The Enola Gay is one of the most famous--some might call it infamous--aircrafts in history. The Boeing B-29 Superfortress was the plane which dropped the first atomic bomb on Hiroshima, Japan on August 6, 1945. The bomber was named by its pilot, Colonel (later Brigadier General) Paul Tibbetts Jr., for his mother, Enola Gay Tibbetts. The Hiroshima mission, which delivered the single atomic bomb nicknamed "Little Boy," has been termed as "flawless" by historians: The single bomb, which killed 80,000 citizens upon impact and caused an estimated 90,000-140,000 deaths (mostly due to radiation poisoning) within the year, directly led to the surrender of Japan.
The 13-man crew for the Enola Gay on its historic Hishoma run were as follows:
- Colonel Paul Tibbetts, pilot and mission commander.
- Captain Robert A. Lewis, co-pilot. Lewis was the Enola Gay's regular pilot, and he was "furious" when he discovered that he had been replaced as commander for the mission--and that the plane had been named for Tibbetts' mother

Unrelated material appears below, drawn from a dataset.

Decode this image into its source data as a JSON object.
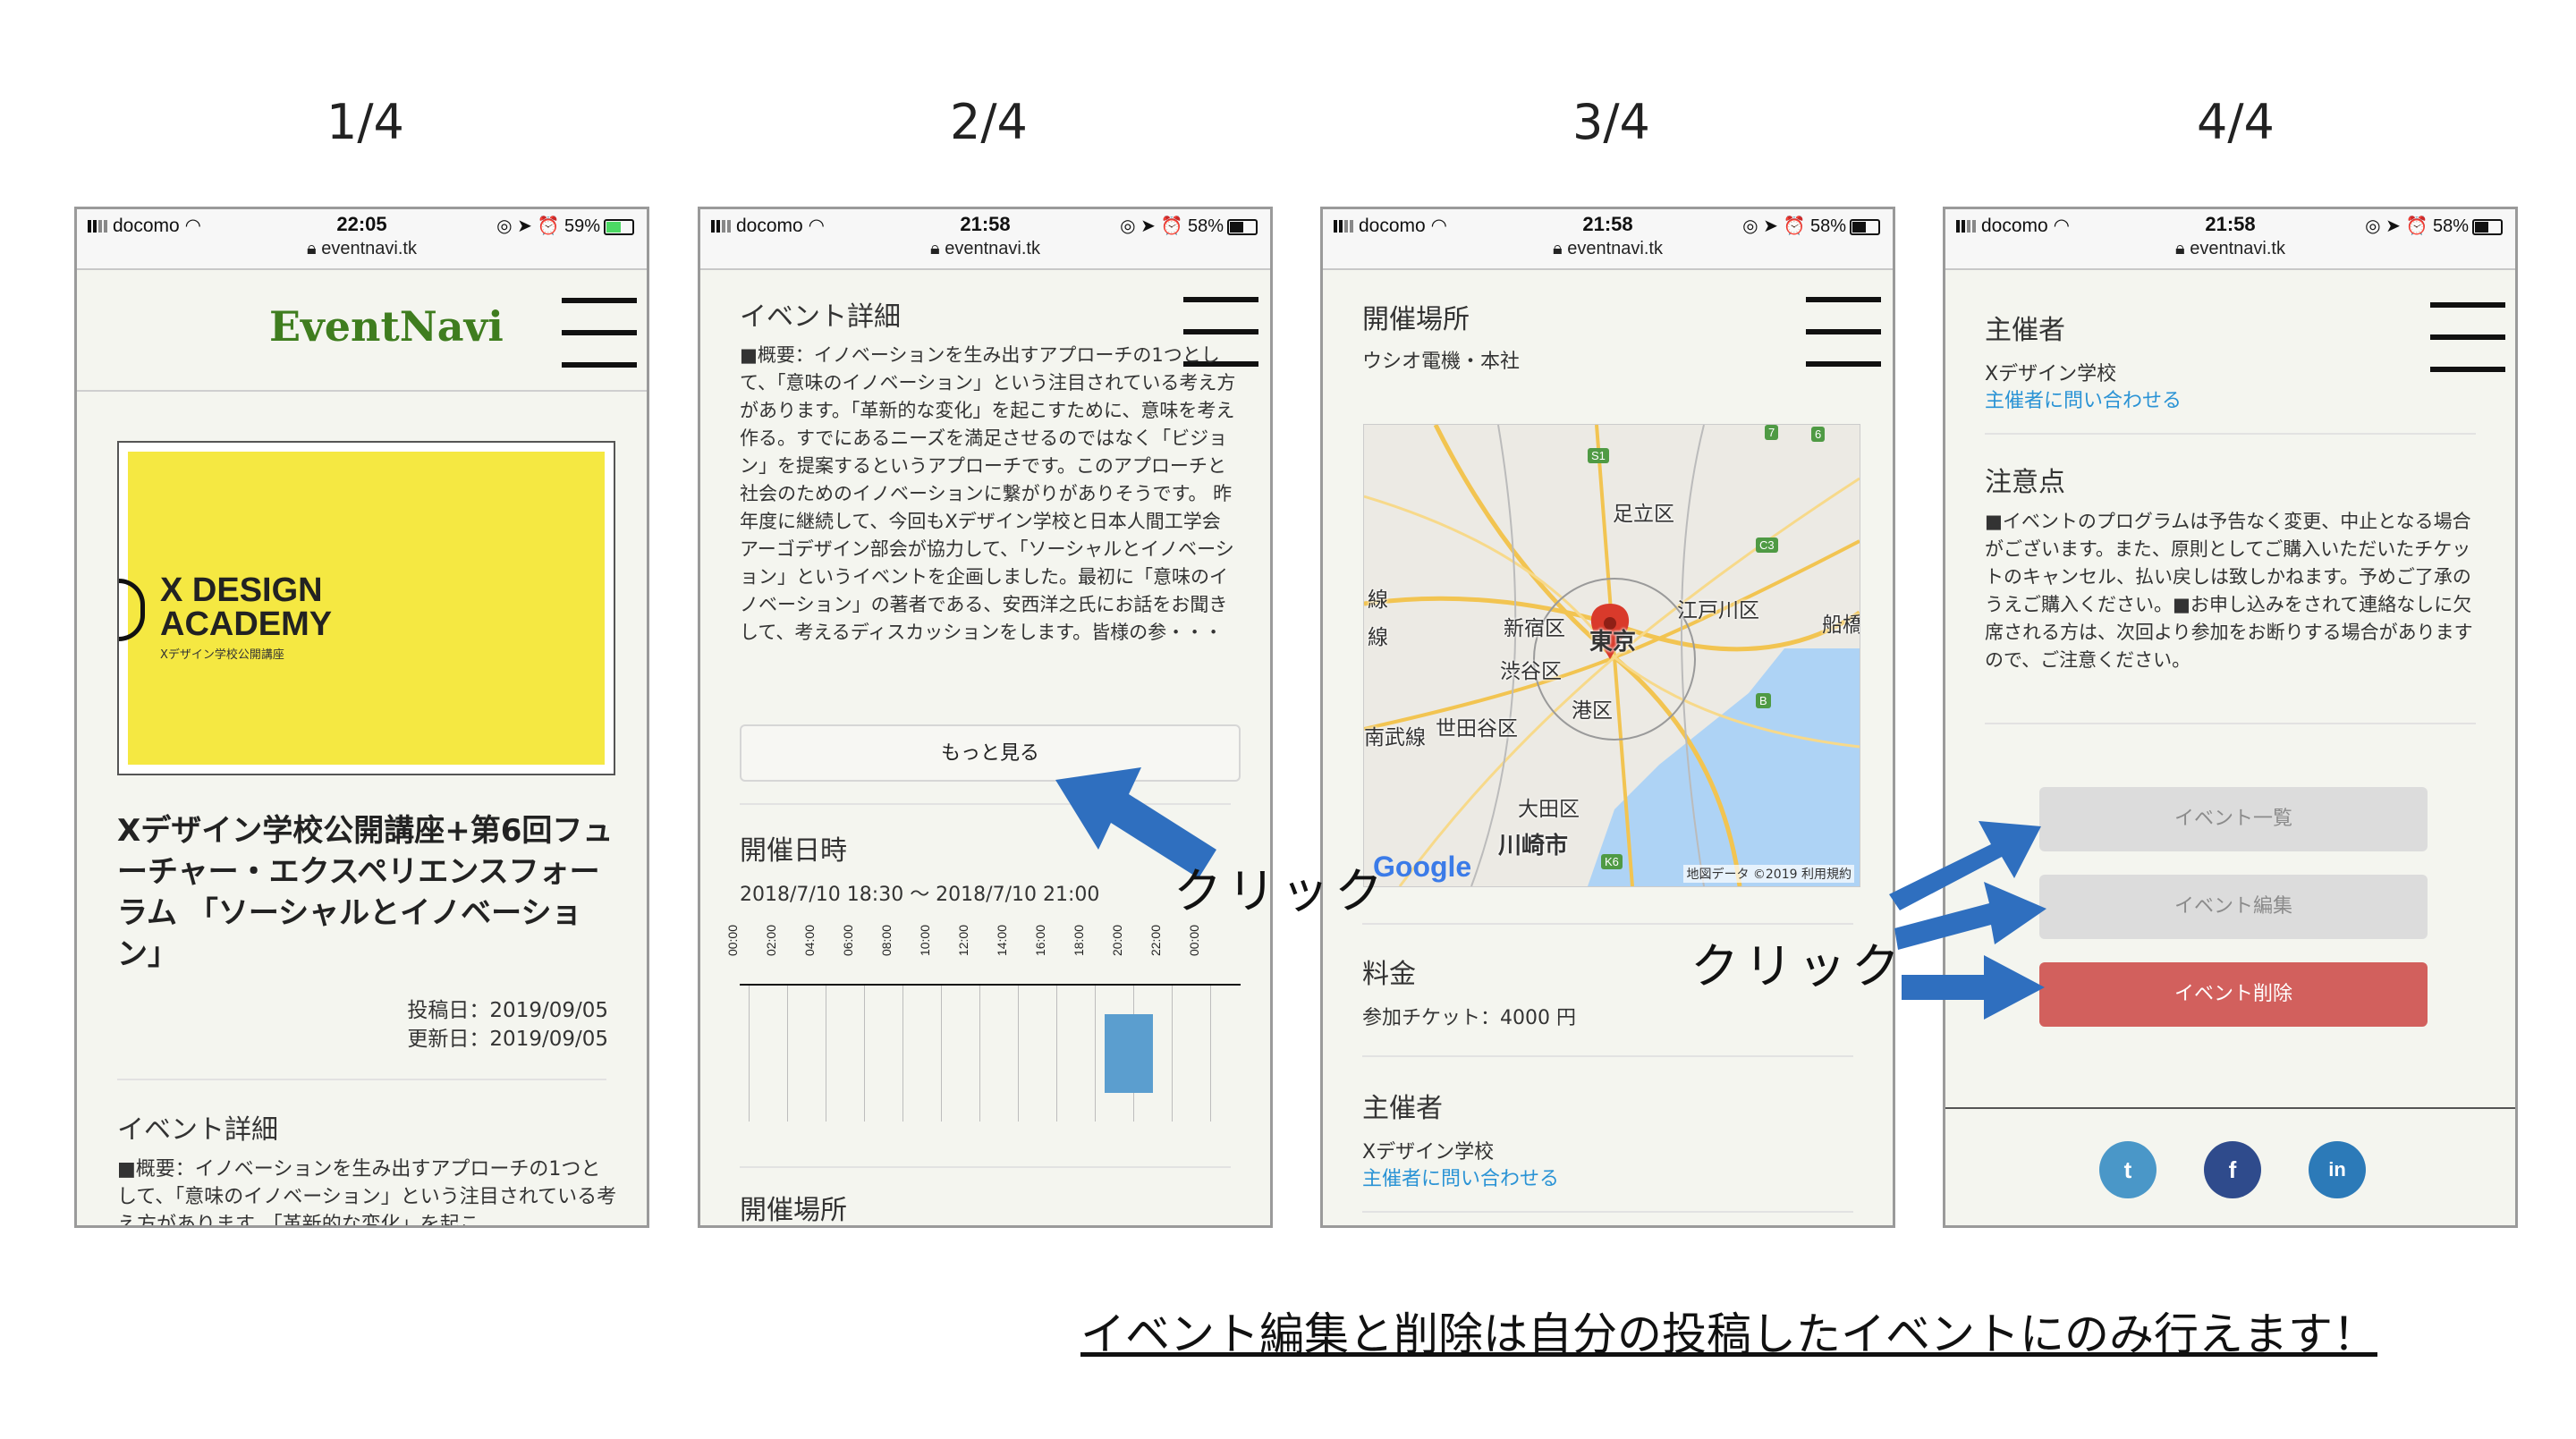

- Major Thomas Ferebee, bombardier.
- Captain Theodore "Dutch" Van Kirk, navigator.
- U.S. Navy Captain William S. "Deak" Parsons, bomb commander.
- Lieutenant Jacob Beser, radarman. Beser also flew on the Nagasaki A-bomb mission--the only man to do both.
- 2nd Lieutenant Morris R. Jeppson, assistant weaponeer.
- Technical Sergeant George R. "Bob" Caron, tail gunner.
- Technical Sergeant Wyatt E. Duzenberry, flight engineer.
- Sergeant Joe S. Stiborik, radar operator.
- Sergeant Robert H. Shumard, assistant flight engineer.
- Private First Class Richard H. Nelson, VHF radio operator.
- John P. Merrill, flight surgeon.